Records from a data source
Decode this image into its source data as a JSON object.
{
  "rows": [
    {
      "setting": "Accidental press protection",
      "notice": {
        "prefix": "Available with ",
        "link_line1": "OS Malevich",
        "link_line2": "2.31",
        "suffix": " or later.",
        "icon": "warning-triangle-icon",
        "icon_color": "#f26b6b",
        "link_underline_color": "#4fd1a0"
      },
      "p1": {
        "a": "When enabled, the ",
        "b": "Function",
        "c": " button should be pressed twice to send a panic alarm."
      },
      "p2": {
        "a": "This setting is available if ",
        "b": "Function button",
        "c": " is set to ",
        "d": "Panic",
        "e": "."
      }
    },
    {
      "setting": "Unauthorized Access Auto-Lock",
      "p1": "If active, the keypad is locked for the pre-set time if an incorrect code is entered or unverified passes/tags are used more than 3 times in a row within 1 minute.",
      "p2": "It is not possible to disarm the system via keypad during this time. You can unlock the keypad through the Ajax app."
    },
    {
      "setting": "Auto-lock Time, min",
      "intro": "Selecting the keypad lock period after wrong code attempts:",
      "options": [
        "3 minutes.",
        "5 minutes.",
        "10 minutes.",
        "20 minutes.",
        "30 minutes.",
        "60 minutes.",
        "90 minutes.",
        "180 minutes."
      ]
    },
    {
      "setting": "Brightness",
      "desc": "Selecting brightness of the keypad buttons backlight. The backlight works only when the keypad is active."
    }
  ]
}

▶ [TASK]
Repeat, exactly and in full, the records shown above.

▶ [RESULT BELOW]
Decode this image into its source data as a JSON object.
{
  "rows": [
    {
      "setting": "Accidental press protection",
      "notice": {
        "prefix": "Available with ",
        "link_line1": "OS Malevich",
        "link_line2": "2.31",
        "suffix": " or later.",
        "icon": "warning-triangle-icon",
        "icon_color": "#f26b6b",
        "link_underline_color": "#4fd1a0"
      },
      "p1": {
        "a": "When enabled, the ",
        "b": "Function",
        "c": " button should be pressed twice to send a panic alarm."
      },
      "p2": {
        "a": "This setting is available if ",
        "b": "Function button",
        "c": " is set to ",
        "d": "Panic",
        "e": "."
      }
    },
    {
      "setting": "Unauthorized Access Auto-Lock",
      "p1": "If active, the keypad is locked for the pre-set time if an incorrect code is entered or unverified passes/tags are used more than 3 times in a row within 1 minute.",
      "p2": "It is not possible to disarm the system via keypad during this time. You can unlock the keypad through the Ajax app."
    },
    {
      "setting": "Auto-lock Time, min",
      "intro": "Selecting the keypad lock period after wrong code attempts:",
      "options": [
        "3 minutes.",
        "5 minutes.",
        "10 minutes.",
        "20 minutes.",
        "30 minutes.",
        "60 minutes.",
        "90 minutes.",
        "180 minutes."
      ]
    },
    {
      "setting": "Brightness",
      "desc": "Selecting brightness of the keypad buttons backlight. The backlight works only when the keypad is active."
    }
  ]
}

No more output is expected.